(Records shown Opens)

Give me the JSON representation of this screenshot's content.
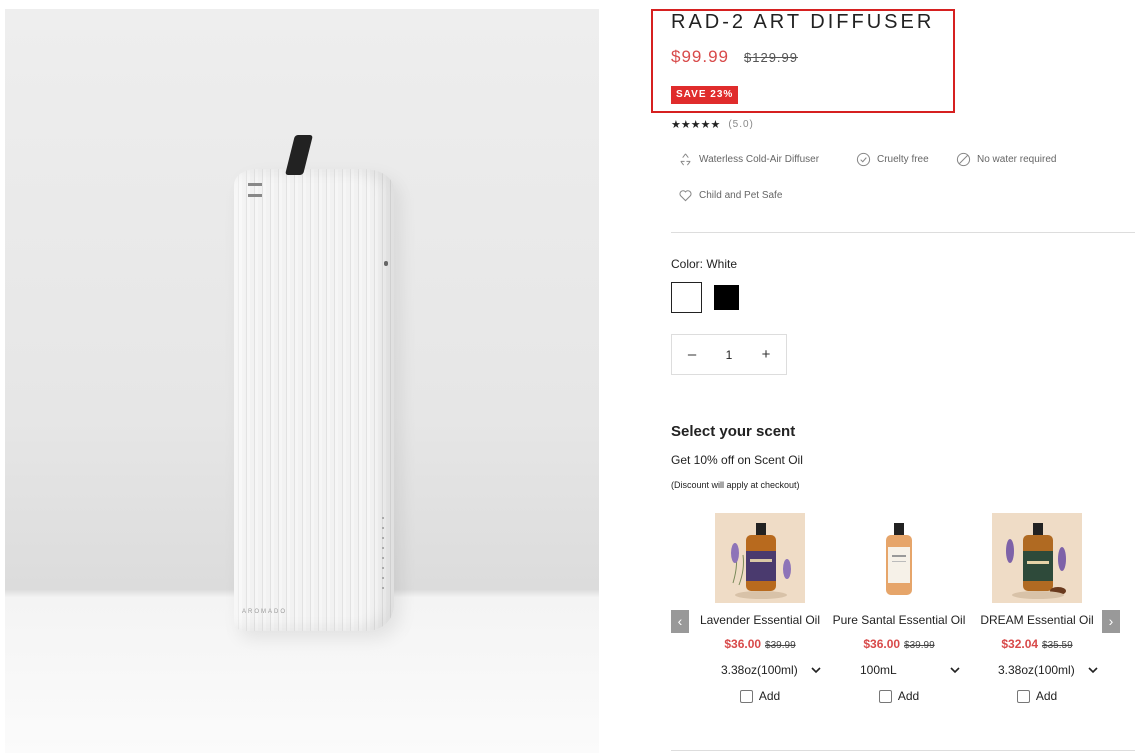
{
  "product": {
    "title": "RAD-2 ART DIFFUSER",
    "price": "$99.99",
    "compare_price": "$129.99",
    "save_badge": "SAVE 23%",
    "stars": "★★★★★",
    "rating": "(5.0)",
    "image_brand_text": "AROMADO"
  },
  "features": [
    {
      "label": "Waterless Cold-Air Diffuser",
      "icon": "recycle-icon"
    },
    {
      "label": "Cruelty free",
      "icon": "check-circle-icon"
    },
    {
      "label": "No water required",
      "icon": "no-water-icon"
    },
    {
      "label": "Child and Pet Safe",
      "icon": "heart-icon"
    }
  ],
  "color": {
    "label": "Color: White",
    "options": [
      "White",
      "Black"
    ]
  },
  "quantity": {
    "minus": "–",
    "value": "1",
    "plus": "+"
  },
  "scent": {
    "title": "Select your scent",
    "subtitle": "Get 10% off on Scent Oil",
    "note": "(Discount will apply at checkout)",
    "arrow_left": "‹",
    "arrow_right": "›",
    "items": [
      {
        "name": "Lavender Essential Oil",
        "sale": "$36.00",
        "was": "$39.99",
        "option": "3.38oz(100ml)",
        "add": "Add"
      },
      {
        "name": "Pure Santal Essential Oil",
        "sale": "$36.00",
        "was": "$39.99",
        "option": "100mL",
        "add": "Add"
      },
      {
        "name": "DREAM Essential Oil",
        "sale": "$32.04",
        "was": "$35.59",
        "option": "3.38oz(100ml)",
        "add": "Add"
      }
    ]
  },
  "colors": {
    "sale_red": "#d84a4a",
    "badge_red": "#e02c2c",
    "highlight_red": "#d62020"
  }
}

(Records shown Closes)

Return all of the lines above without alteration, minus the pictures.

Give me the JSON representation of this screenshot's content.
{
  "product": {
    "title": "RAD-2 ART DIFFUSER",
    "price": "$99.99",
    "compare_price": "$129.99",
    "save_badge": "SAVE 23%",
    "stars": "★★★★★",
    "rating": "(5.0)",
    "image_brand_text": "AROMADO"
  },
  "features": [
    {
      "label": "Waterless Cold-Air Diffuser",
      "icon": "recycle-icon"
    },
    {
      "label": "Cruelty free",
      "icon": "check-circle-icon"
    },
    {
      "label": "No water required",
      "icon": "no-water-icon"
    },
    {
      "label": "Child and Pet Safe",
      "icon": "heart-icon"
    }
  ],
  "color": {
    "label": "Color: White",
    "options": [
      "White",
      "Black"
    ]
  },
  "quantity": {
    "minus": "–",
    "value": "1",
    "plus": "+"
  },
  "scent": {
    "title": "Select your scent",
    "subtitle": "Get 10% off on Scent Oil",
    "note": "(Discount will apply at checkout)",
    "arrow_left": "‹",
    "arrow_right": "›",
    "items": [
      {
        "name": "Lavender Essential Oil",
        "sale": "$36.00",
        "was": "$39.99",
        "option": "3.38oz(100ml)",
        "add": "Add"
      },
      {
        "name": "Pure Santal Essential Oil",
        "sale": "$36.00",
        "was": "$39.99",
        "option": "100mL",
        "add": "Add"
      },
      {
        "name": "DREAM Essential Oil",
        "sale": "$32.04",
        "was": "$35.59",
        "option": "3.38oz(100ml)",
        "add": "Add"
      }
    ]
  },
  "colors": {
    "sale_red": "#d84a4a",
    "badge_red": "#e02c2c",
    "highlight_red": "#d62020"
  }
}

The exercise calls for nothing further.